It is almost November in Pennsylvania and there has already been a chilling frost. The summer vegetables are all harvested and now there is not much growing. One veggie treat is found in the turnip patch. Dad always sewed the seed in early September and by now their purple tops are peeping out of the ground accented  with bright green leaves. Mom was adding their special flavor to the daily cooked farm meals. But the real fun for me was a walk either going hunting or just a fall hike with a side trip through the turnips. Before leaving the house, I would pour a small amount of salt into a wax paper folded very carefully and placed in my pocket. Even in mid morning the air was quit cool and one could easily tell that winter was coming soon. Ready for a treat, I stopped to pull up just one or two turnips and using my trusty pocket knife I cut off the top and the root. Now pulling out my salt packet, I devoured the fresh raw turnip. What a tasty delight on a crisp fall hike.

Tomato Time
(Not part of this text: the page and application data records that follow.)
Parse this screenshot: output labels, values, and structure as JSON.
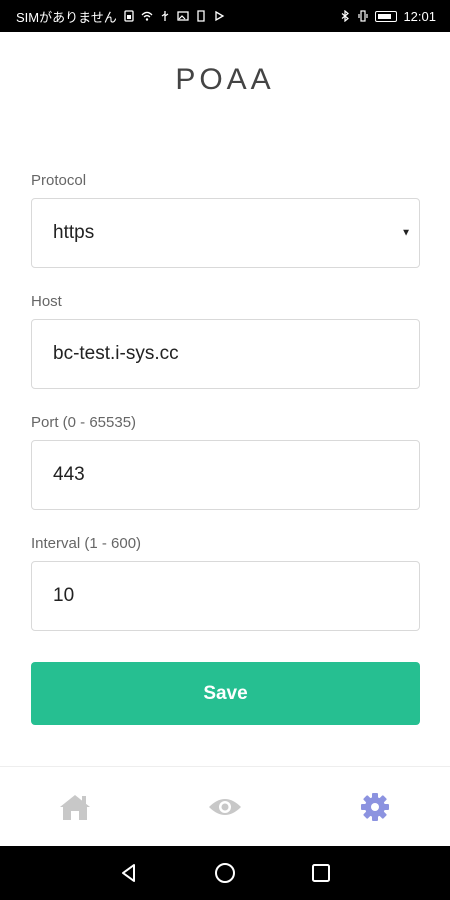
{
  "status_bar": {
    "carrier": "SIMがありません",
    "time": "12:01"
  },
  "app": {
    "title": "POAA"
  },
  "form": {
    "protocol": {
      "label": "Protocol",
      "value": "https"
    },
    "host": {
      "label": "Host",
      "value": "bc-test.i-sys.cc"
    },
    "port": {
      "label": "Port (0 - 65535)",
      "value": "443"
    },
    "interval": {
      "label": "Interval (1 - 600)",
      "value": "10"
    },
    "save_label": "Save"
  },
  "colors": {
    "accent": "#26bf91",
    "tab_inactive": "#c8c8c8",
    "tab_active": "#8c93e0"
  },
  "tabs": [
    {
      "icon": "home-icon",
      "active": false
    },
    {
      "icon": "eye-icon",
      "active": false
    },
    {
      "icon": "gear-icon",
      "active": true
    }
  ],
  "nav_buttons": [
    "back-icon",
    "home-circle-icon",
    "recents-icon"
  ]
}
Growing tomatoes was a big deal on our farm. We always grew a couple acres of this very marketable crop. Having planted then in early May, the little plants were nurtured for close to two months by this time. We staked each one and tied them up carefully. They were also suckered leaving only the main stem which held the very largest and juicy tomatoes. Fourth of July was when we expected to harvest our first tomato. This is early for Pennsylvania and Dad always was proud of the fact that we had a few ripe ones by Independence Day. They brought a good price and now Mom Deimler's peddle route had a new vegetable available for the Middletown customers.
Hello to All,
     I note that a lot of folks are viewing my Blog. I will try to add new information as time goes on. Right now the weather in Pennsylvania is very cold. With the recent snow storm, I can picture the old farm covered with ice and snow. All too soon the ice will melt and the fields again will turn green. It is nice to know that new life on the farm will abound.
     For those of you who may be interested, I am offering purchase of a "signed copy" of Straight Rows at a reduced cost of an even $12 (instead of the regular $12.95 plus postage) and in addition I will not only sign the book but I will pay the packing and pay the postage to mail it to you as well.
Just access my PayPal via my eMail as follows: tomdeimler@me.com and pay the $12. I will then sign my book and mail it to you.
Best wishes, Tom
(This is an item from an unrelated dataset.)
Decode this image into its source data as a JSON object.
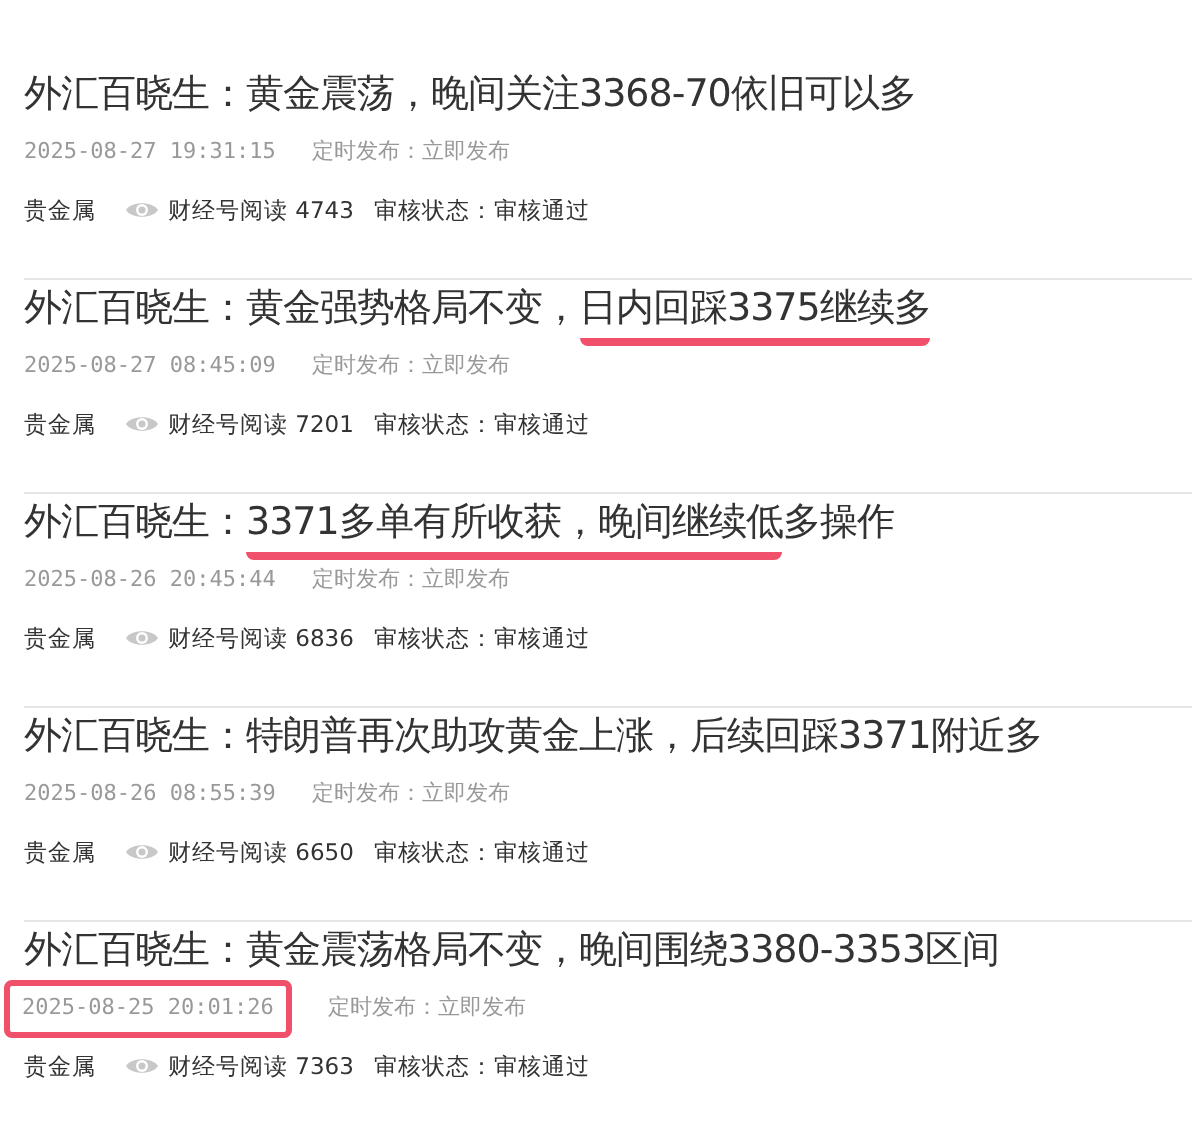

Cash Flow Slow

From the end of January until the first crops of Spring, there was very little cash in our farming business. Mom and Dad would sell the last of the turkeys along about this time to a poultry butcher. The money gotten for the some 100 turkeys not sold during the recent holidays amounted to roughly a total of $300. In addition, there was a small influx of cash from the weekly sale of eggs. With expenses for the next four months, seeds and fertilizer to purchase for spring planting and other farming costs, there often was not enough funds to pay all the bills. We still had lots of canned foods, so there was plenty to eat. I recall that sometimes money had to be borrowed from a neighbor, perhaps a dairy farmer where milk provided them a year-round regular income.

Asparagus is First Crop of Spring
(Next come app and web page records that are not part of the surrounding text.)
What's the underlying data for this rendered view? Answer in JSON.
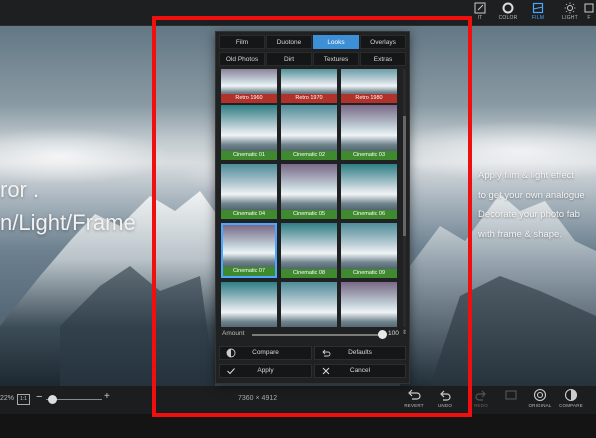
{
  "topbar": {
    "tools": [
      {
        "label": "IT",
        "icon": "edit-icon"
      },
      {
        "label": "COLOR",
        "icon": "color-circle-icon"
      },
      {
        "label": "FILM",
        "icon": "film-icon",
        "active": true
      },
      {
        "label": "LIGHT",
        "icon": "sun-icon"
      },
      {
        "label": "F",
        "icon": "frame-icon"
      }
    ]
  },
  "canvas": {
    "left_text_line1": "ror .",
    "left_text_line2": "n/Light/Frame",
    "right_text": [
      "Apply film & light effect",
      "to get your own analogue",
      "Decorate your photo fab",
      "with frame & shape."
    ]
  },
  "panel": {
    "tabs_row1": [
      {
        "label": "Film"
      },
      {
        "label": "Duotone"
      },
      {
        "label": "Looks",
        "active": true
      },
      {
        "label": "Overlays"
      }
    ],
    "tabs_row2": [
      {
        "label": "Old Photos"
      },
      {
        "label": "Dirt"
      },
      {
        "label": "Textures"
      },
      {
        "label": "Extras"
      }
    ],
    "thumbnails": [
      {
        "label": "Retro 1960",
        "color": "red"
      },
      {
        "label": "Retro 1970",
        "color": "red"
      },
      {
        "label": "Retro 1980",
        "color": "red"
      },
      {
        "label": "Cinematic 01",
        "color": "green"
      },
      {
        "label": "Cinematic 02",
        "color": "green"
      },
      {
        "label": "Cinematic 03",
        "color": "green"
      },
      {
        "label": "Cinematic 04",
        "color": "green"
      },
      {
        "label": "Cinematic 05",
        "color": "green"
      },
      {
        "label": "Cinematic 06",
        "color": "green"
      },
      {
        "label": "Cinematic 07",
        "color": "green",
        "selected": true
      },
      {
        "label": "Cinematic 08",
        "color": "green"
      },
      {
        "label": "Cinematic 09",
        "color": "green"
      },
      {
        "label": "",
        "color": "none"
      },
      {
        "label": "",
        "color": "none"
      },
      {
        "label": "",
        "color": "none"
      }
    ],
    "amount_label": "Amount",
    "amount_value": "100",
    "amount_level": 1.0,
    "compare_label": "Compare",
    "defaults_label": "Defaults",
    "apply_label": "Apply",
    "cancel_label": "Cancel"
  },
  "bottombar": {
    "zoom": "22%",
    "fit_label": "1:1",
    "dimensions": "7360 × 4912",
    "tools": [
      {
        "label": "REVERT",
        "icon": "revert-icon"
      },
      {
        "label": "UNDO",
        "icon": "undo-icon"
      },
      {
        "label": "REDO",
        "icon": "redo-icon",
        "dim": true
      },
      {
        "label": "",
        "icon": "history-icon",
        "dim": true
      },
      {
        "label": "ORIGINAL",
        "icon": "original-icon"
      },
      {
        "label": "COMPARE",
        "icon": "compare-icon"
      }
    ]
  },
  "colors": {
    "accent": "#3d8fd6",
    "label_green": "#3f8a2f",
    "label_red": "#b0322a",
    "highlight": "#f00f0f"
  }
}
Spring - Asparagus is first!!
The cold hard ground thaws and the green asparagus shoots begin to appear. May in Pennsylvania means that the asparagus harvest is now at about midpoint as the crop has been in since the beginning of April. My job was to cut it both morning and evening. Sometimes Mom or sister Peggy would take a turn at getting it done. There was this little wooden slat basket that we used and cut it with a paring knife or my pocket knife. Dad said it must be cut exactly at ground level. It was then taken to the farm shed and placed with the cut end down into a tub filled with several inches of water to keep it fresh. The asparagus stems were later bundled for sale on the truck peddle route or taken to farmer's market by Mom.

Thanksgiving and Hunting

Thanksgiving is just around the corner. It is a time to reflect on  all the many things for which we are thankful. I quite vividly remember hunting season also at this time of the year.  We always waited until after the first frost as it seems the game tasted better then. Dad taught us at about age twelve how to hunt with much emphasis on safety. We walked the field and woods in a firm line so no one ran the risk of being shot accidentally. As we got older, Thanksgiving morning was a special hunting experience with several other guys our age from nearby farms. It was an annual tradition and one that I cherish. Most of the fun was a brisk hike on a cold morning, laughing and have a good time together. Thanksgiving dinner was usually early evening just after the animals were fed.

October in Pennsylvania

It is October and in Pennsylvania, change is on the way. The air is cooler, the leaves are becoming bright colors and the scenes are more than beautiful. Fall temperatures drop lower overnight with the possibility of frost becoming very real and a sweater feels good. The fun of ripe apples, cider making, the turnip patch and hunting season are just around the corner. Memories of the days of October on the farm where I grew up are strong no matter where in the US I have lived.